No meetings are scheduled today, which is day five of the special session on redistricting. Instead, state senators are reviewing a series of amendments made Thursday to a base map that are scheduled to be voted on Monday.

First Vote: The first votes of the special session came from the Florida House redistricting committee. By a 9-4 votes, House members voted to send a base map drawn by legislative staff to the full House for a vote next week.

Brown’s big stand: U.S. Rep. Corrine Brown, D-Jacksonville, made an impassioned plea to the Legislature to reject the Florida Supreme Court’s directive to change her 5th Congressional District. Brown said by drawing her district as the Florida Supreme Court has directed, African-American communities will have their voting power diminished. Sure, the district is oddly shaped, but Brown said it strings together black voters from Jacksonville to Orlando to assure they can elect who they want to represent them in Congress. “We have these areas in Florida that have not been taken care of,” Brown told senators. “That’s what the 1965 Voting Rights Act is all about -- putting these communities together so they would have a voice.” The Legislature is considering a base map that would turn Brown’s district into an east-west configuration, running from downtown Jacksonville to Tallahassee.

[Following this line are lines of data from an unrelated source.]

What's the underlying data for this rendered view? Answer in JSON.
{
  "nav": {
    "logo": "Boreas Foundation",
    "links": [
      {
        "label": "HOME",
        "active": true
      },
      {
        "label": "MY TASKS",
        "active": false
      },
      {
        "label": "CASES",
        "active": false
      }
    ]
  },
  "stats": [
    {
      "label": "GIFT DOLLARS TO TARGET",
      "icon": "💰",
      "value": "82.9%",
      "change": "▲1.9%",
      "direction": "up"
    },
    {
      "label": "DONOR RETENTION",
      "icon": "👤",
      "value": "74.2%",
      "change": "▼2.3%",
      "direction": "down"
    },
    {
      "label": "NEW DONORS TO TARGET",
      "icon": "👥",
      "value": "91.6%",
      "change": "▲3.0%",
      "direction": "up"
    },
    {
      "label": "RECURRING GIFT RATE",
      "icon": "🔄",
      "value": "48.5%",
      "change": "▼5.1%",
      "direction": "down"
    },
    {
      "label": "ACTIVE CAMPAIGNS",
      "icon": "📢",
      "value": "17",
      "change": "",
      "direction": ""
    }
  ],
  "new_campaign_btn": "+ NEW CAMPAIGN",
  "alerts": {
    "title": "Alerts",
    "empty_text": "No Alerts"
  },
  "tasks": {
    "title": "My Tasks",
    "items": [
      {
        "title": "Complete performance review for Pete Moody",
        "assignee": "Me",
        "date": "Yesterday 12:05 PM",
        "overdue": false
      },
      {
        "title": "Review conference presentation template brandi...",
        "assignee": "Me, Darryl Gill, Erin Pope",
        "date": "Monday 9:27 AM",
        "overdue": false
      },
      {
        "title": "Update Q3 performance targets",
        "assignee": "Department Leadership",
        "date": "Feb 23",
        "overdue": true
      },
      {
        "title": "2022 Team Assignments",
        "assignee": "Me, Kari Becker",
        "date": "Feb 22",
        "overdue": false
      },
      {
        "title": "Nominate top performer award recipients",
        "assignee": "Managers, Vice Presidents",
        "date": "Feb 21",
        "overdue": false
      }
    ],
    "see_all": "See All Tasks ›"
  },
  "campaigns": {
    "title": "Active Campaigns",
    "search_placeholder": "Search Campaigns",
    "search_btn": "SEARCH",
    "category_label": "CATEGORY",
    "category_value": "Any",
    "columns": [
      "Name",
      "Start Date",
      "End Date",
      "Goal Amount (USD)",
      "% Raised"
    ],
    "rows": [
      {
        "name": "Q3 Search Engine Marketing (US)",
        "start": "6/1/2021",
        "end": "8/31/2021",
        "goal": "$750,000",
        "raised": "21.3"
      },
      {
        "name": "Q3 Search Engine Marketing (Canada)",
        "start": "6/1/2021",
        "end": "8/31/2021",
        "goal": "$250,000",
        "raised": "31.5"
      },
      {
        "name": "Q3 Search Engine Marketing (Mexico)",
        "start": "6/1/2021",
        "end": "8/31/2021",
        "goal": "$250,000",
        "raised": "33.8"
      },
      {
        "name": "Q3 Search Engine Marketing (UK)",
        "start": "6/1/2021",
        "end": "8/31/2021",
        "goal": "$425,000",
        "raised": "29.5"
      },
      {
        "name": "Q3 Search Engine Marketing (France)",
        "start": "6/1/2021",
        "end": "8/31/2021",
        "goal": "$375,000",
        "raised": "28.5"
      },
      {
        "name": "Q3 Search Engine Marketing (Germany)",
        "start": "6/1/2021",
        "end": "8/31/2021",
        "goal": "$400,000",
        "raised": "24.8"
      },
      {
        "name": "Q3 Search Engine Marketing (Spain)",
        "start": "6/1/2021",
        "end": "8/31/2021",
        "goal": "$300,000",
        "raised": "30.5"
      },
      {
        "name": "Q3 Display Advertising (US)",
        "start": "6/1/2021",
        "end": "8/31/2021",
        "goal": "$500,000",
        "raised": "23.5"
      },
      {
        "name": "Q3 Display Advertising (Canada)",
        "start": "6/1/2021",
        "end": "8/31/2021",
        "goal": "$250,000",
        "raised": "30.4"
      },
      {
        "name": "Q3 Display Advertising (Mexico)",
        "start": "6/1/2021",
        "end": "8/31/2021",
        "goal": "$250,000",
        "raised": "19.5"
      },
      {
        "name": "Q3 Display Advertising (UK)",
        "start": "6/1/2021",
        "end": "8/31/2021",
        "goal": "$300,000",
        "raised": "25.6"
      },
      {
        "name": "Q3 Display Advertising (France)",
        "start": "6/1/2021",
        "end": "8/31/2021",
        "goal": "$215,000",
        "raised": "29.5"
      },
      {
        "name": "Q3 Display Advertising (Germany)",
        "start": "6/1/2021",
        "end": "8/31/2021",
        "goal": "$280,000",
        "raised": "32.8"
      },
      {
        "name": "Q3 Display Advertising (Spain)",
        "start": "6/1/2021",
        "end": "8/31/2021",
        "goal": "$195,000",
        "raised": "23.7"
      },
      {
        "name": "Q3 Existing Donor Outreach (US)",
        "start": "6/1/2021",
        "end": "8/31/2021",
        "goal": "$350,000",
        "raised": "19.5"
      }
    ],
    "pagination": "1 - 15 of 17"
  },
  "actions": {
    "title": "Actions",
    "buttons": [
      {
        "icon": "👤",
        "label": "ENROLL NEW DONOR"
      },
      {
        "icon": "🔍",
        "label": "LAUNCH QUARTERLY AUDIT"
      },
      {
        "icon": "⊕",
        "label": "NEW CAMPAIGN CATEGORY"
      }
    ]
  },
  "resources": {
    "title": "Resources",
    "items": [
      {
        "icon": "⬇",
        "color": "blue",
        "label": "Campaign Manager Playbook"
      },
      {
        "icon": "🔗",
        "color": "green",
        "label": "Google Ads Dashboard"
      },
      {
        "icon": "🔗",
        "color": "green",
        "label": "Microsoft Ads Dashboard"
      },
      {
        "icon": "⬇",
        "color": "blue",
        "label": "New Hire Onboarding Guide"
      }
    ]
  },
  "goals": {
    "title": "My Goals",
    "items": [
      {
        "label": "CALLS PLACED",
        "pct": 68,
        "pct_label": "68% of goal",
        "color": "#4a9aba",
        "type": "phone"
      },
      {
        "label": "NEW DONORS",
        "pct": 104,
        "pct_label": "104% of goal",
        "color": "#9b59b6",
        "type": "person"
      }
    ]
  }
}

No more Swiss cheese: Hillsborough County would be able to elect two members from the county to Congress under a major reconfiguration of the state’s Congressional districts proposed by Sen. Tom Lee, R-Brandon. He said there are enough people in eastern Hillsborough County that have like interests and they deserve to be in the same Congressional district represented by someone from the county. As it is now, Hillsborough County is split into four congressional districts, yet only one member is from Hillsborough: Rep. Kathy Castor, D-Tampa. Other parts of Hillsborough have congressmen living in Polk County, Pinellas and even Okeechobee. Lee said the county has historically been carved up like “Swiss cheese” to help balance out populations in Congressional districts in other parts of the state. “I just feel like it’s somebody else’s turn,” Lee said. His plan would put all of eastern Hillsborough County into the 15th Congressional District, now represented by Dennis Ross, R-Lakeland. His amendment was discussed during a committee hearing on Thursday, but won’t be voted on until Monday at the earliest.